The euro briefly poked through $1.14 for the first time since April 12. It has recorded a higher and a higher low now for the fourth consecutive session after holding above $1.12 at the start of the week. The euro, then, was already bid before reporting stronger than expected Q1 GDP. The 0.6% quarter-over-quarter pace was above expectations and twice the pace of Q4 15. However, it was necessary to sustain the year-over-year pace of 1.6%.
We think that this is near trend growth for the eurozone. It is uneven, and it may be fragile, but its quarterly growth bests the US, UK and Japan (which may have contracted). Of note, France surprised on the upside with a 0.5% expansion, and Spain, despite the political morass that is leading do-over election in late-June, grew by 0.8%. Separately, the final April CPI reading showed a minus 0.2% headline year-over-year rate, which is a little worse than the flash reading, and is the third consecutive month with deflation. The core rate slipped to 0.8% from 1.0%.
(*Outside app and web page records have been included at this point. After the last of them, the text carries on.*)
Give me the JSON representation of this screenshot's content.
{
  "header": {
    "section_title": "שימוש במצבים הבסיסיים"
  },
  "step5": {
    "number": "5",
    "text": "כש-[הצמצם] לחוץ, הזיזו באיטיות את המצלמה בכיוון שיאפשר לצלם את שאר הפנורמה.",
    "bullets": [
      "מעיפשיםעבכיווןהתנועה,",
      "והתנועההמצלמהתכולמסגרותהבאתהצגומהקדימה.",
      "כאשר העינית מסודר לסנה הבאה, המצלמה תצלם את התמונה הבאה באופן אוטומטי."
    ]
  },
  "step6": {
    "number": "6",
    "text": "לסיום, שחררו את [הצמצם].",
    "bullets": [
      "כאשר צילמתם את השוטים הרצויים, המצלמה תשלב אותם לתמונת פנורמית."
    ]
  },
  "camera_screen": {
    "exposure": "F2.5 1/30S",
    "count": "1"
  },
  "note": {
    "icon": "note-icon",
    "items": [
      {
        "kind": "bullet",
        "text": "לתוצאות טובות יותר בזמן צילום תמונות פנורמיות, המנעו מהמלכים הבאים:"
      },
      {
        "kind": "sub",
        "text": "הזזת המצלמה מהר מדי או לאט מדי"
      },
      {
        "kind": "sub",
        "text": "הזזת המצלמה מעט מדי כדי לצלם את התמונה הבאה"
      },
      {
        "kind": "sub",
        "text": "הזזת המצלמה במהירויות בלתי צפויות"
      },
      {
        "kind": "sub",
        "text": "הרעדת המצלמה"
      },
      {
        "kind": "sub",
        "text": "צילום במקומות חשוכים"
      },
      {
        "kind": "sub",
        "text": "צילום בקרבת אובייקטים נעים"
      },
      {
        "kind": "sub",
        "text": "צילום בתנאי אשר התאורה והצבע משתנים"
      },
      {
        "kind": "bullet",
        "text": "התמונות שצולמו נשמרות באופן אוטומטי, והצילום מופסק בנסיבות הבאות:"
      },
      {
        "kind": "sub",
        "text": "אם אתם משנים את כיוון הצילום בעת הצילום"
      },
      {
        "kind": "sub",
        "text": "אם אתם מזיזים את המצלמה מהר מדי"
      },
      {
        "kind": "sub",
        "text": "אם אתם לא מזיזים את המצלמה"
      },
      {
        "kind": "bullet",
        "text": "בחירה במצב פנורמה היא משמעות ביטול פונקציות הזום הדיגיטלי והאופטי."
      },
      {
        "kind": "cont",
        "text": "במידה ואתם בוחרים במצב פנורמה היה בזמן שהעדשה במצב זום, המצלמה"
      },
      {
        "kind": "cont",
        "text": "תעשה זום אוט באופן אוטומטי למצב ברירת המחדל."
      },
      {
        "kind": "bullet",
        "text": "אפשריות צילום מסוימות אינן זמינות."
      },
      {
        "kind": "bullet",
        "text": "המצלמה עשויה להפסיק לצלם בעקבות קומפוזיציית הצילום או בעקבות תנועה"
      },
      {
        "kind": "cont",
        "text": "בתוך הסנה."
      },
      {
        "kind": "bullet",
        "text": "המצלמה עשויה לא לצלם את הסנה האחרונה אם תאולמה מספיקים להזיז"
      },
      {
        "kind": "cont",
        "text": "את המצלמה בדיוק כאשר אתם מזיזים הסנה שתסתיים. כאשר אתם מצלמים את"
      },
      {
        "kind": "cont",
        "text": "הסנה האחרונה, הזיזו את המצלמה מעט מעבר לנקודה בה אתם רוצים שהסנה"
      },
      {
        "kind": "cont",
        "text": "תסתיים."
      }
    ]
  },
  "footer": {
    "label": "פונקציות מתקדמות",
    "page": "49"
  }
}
Germany is criticized by the EU, the ECB, the IMF and the United States for not bolstering domestic demand given its large current account surplus in excess of EC rules, given its low (mostly negative) interest rates, and the clear need to modernize its infrastructure. Today's data provides more fodder. Retail sales in March slumped 1.1%. The median estimate on Bloomberg was for a gain of 0.4%. The fact that the 0.4% decline in February was revised to flat is helpful, but the year-over-year pace of 0.7% is poor and more telling.
Given the market's mood, we see scope for only a modest pullback in the euro ahead of the weekend, and peg support near $1.1360. It takes a break of the $1.1325-$1.1335, coincidentally where the five and 20-day moving averages can be found, to be anything noteworthy.
Sterling is the laggard here today. It initially rallied to $1.4665, stopping just shy of the early February high, before reversing lower. Yesterday's low was near $1.4425, and a move below there would sour the technical tone.
Yesterday's Q1 US GDP steals much of the importance from today's report on March personal income and spending, though the core PCE deflator, the Fed's preferred inflation measures, will receive attention. It is expected to slip to 1.6% from 1.7%. The April Chicago PMI is seen as a help guide to the national reading out next week. It is expected to ease to 52.6 from 53.6. University of Michigan's consumer confidence's final reading may tick up, but the inflation expectations measures are more important. Canada reports February GDP. It may have fallen by 0.2%, leaving the year-over-year rate steady at 1.6%. The softer US dollar tone and the 20% rally in oil this month are helping the Canadian dollar extend its recovery gains.